## Task details
For the word "time", find each line in the entries where it occurs and copy that line.
━━━ Task input ━━━
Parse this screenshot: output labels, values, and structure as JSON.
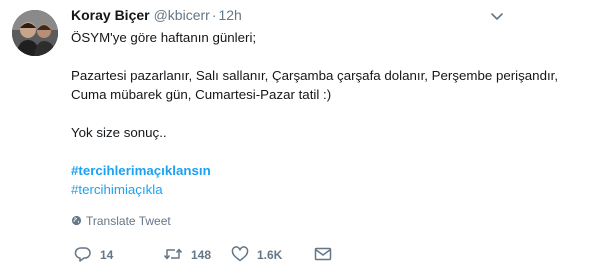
{
  "tweet": {
    "author": {
      "fullname": "Koray Biçer",
      "username": "@kbicerr",
      "separator": "·",
      "time": "12h"
    },
    "text_lines": [
      "ÖSYM'ye göre haftanın günleri;",
      "",
      "Pazartesi pazarlanır, Salı sallanır, Çarşamba çarşafa dolanır, Perşembe perişandır,",
      "Cuma mübarek gün, Cumartesi-Pazar tatil :)",
      "",
      "Yok size sonuç.."
    ],
    "hashtags": [
      "#tercihlerimaçıklansın",
      "#tercihimiaçıkla"
    ],
    "translate_label": "Translate Tweet",
    "actions": {
      "reply_count": "14",
      "retweet_count": "148",
      "like_count": "1.6K"
    },
    "icons": {
      "caret": "chevron-down-icon",
      "translate": "globe-icon",
      "reply": "reply-icon",
      "retweet": "retweet-icon",
      "like": "heart-icon",
      "dm": "envelope-icon"
    },
    "colors": {
      "text": "#14171a",
      "secondary": "#657786",
      "link": "#1da1f2"
    }
  }
}
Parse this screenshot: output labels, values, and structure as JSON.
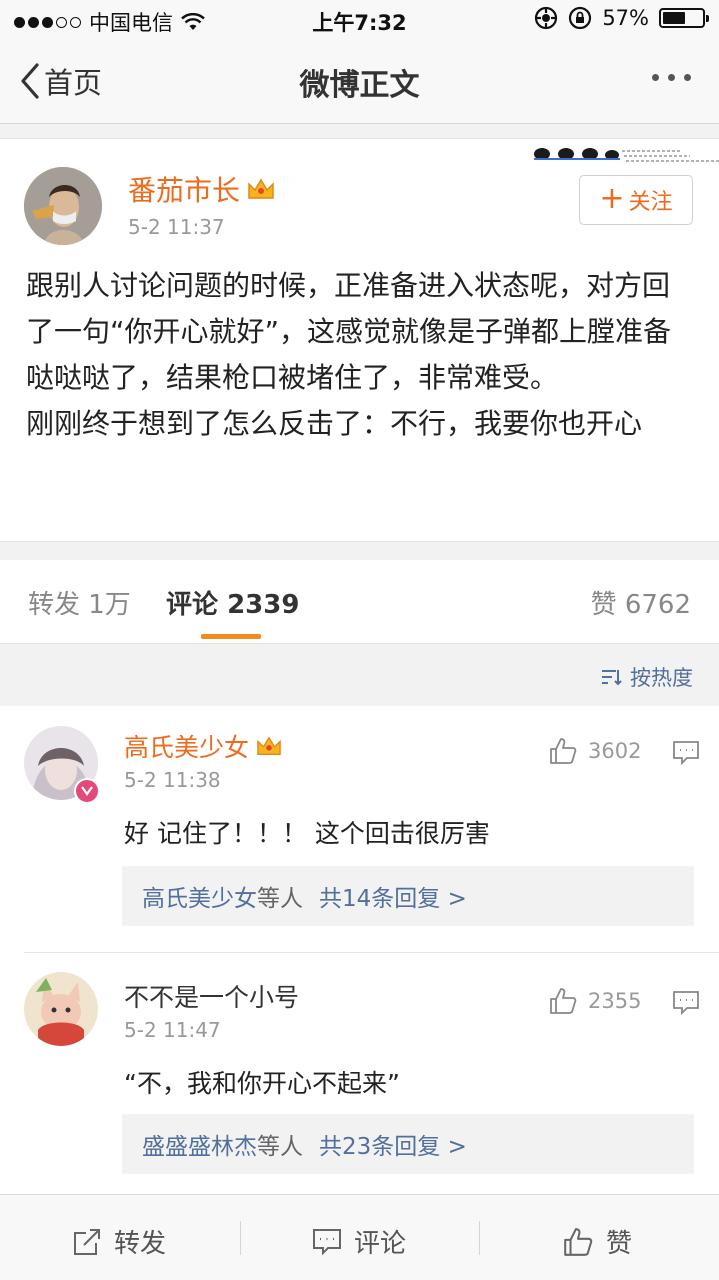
{
  "status_bar": {
    "carrier": "中国电信",
    "time": "上午7:32",
    "battery": "57%",
    "battery_level": 0.57
  },
  "nav": {
    "back_label": "首页",
    "title": "微博正文"
  },
  "post": {
    "author": "番茄市长",
    "time": "5-2 11:37",
    "follow_label": "关注",
    "paragraphs": [
      "跟别人讨论问题的时候，正准备进入状态呢，对方回了一句“你开心就好”，这感觉就像是子弹都上膛准备哒哒哒了，结果枪口被堵住了，非常难受。",
      "刚刚终于想到了怎么反击了：不行，我要你也开心"
    ]
  },
  "tabs": {
    "repost": "转发 1万",
    "comment_label": "评论",
    "comment_count": "2339",
    "likes": "赞 6762"
  },
  "sort": {
    "label": "按热度"
  },
  "comments": [
    {
      "name": "高氏美少女",
      "time": "5-2 11:38",
      "text": "好 记住了！！！ 这个回击很厉害",
      "likes": "3602",
      "reply_who": "高氏美少女",
      "reply_deng": "等人",
      "reply_count": "共14条回复 >"
    },
    {
      "name": "不不是一个小号",
      "time": "5-2 11:47",
      "text": "“不，我和你开心不起来”",
      "likes": "2355",
      "reply_who": "盛盛盛林杰",
      "reply_deng": "等人",
      "reply_count": "共23条回复 >"
    }
  ],
  "toolbar": {
    "repost": "转发",
    "comment": "评论",
    "like": "赞"
  },
  "colors": {
    "accent_orange": "#ec6b1c",
    "link_blue": "#536f9c",
    "tab_indicator": "#f28b1c"
  }
}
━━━
## Solution to the exercise
      "time": "12h"
    "time": "上午7:32",
    "time": "5-2 11:37",
      "time": "5-2 11:38",
      "time": "5-2 11:47",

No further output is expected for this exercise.